'We will not sit still': Native Americans protest proposed Arizona mine on sacred lands
Man working in a mine (Shutterstock)

Members of a Native American tribe in Arizona took to the roadways on Monday to protest against a proposal for a massive copper mine at a small town east of Phoenix, vowing to protect sacred lands.


A small group from the San Carlos Apache tribe began a scheduled cross-country caravan to Washington, D.C., to try to persuade the U.S. Congress to save an area known as the Oak Flat campground near Superior, Arizona.
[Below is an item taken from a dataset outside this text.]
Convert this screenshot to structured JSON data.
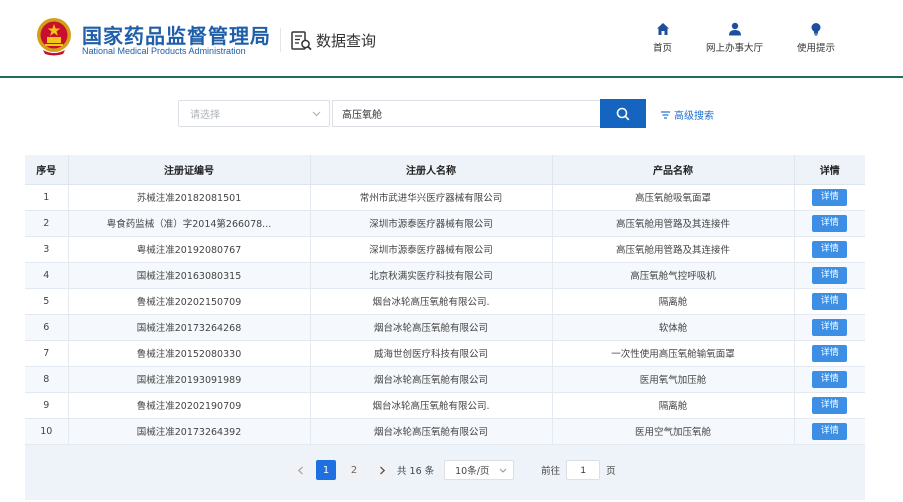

The several dozen protesters hope to garner wide public support and get lawmakers to repeal a land exchange signed last year that paves the way for a $6 billion project by Resolution Copper Mining, a company jointly owned by Britain's Rio Tinto and Australia's BHP Billiton Ltd.

“This is sacred land to us and what they are doing is a betrayal,” tribal elder Sandra Rambler said in a telephone interview from the caravan. “It’s like someone ripping the guts out of you right when you’re standing there. We will not sit still and allow this to happen.”

Mine supporters tout its expected benefits, including about 3,700 jobs and $60 billion in economic impacts.

Project spokeswoman Jennifer Russo said the company was committed to involving tribal members and has reached out to “open the lines of communication and work cooperatively to address the issues.”

The battle lines were set in December when President Barack Obama approved the exchange of 2,400 acres (970 hectares) deemed sacred to Native Americans and precious to environmentalists.

The exchange was tucked into a defense spending bill and supported by members of Arizona’s delegation including former Republican presidential contender John McCain, who called the bi-partisan bill a “game-changer” for the area.

He also said in a statement last month that no tribal land or land designated as sacred by the U.S. Interior Department was involved and that the legislation includes key concessions to address opponents’ concerns.

Organizers said plans call for the caravan to stop at Native American reservations nationwide, adding to its ranks along the way. The goal is for 1,000 people to descend on the lawn in front of the U.S. Capitol on July 21, Rambler said.

“We’re the first Americans, and our voices need to be heard and they will be heard,” she said.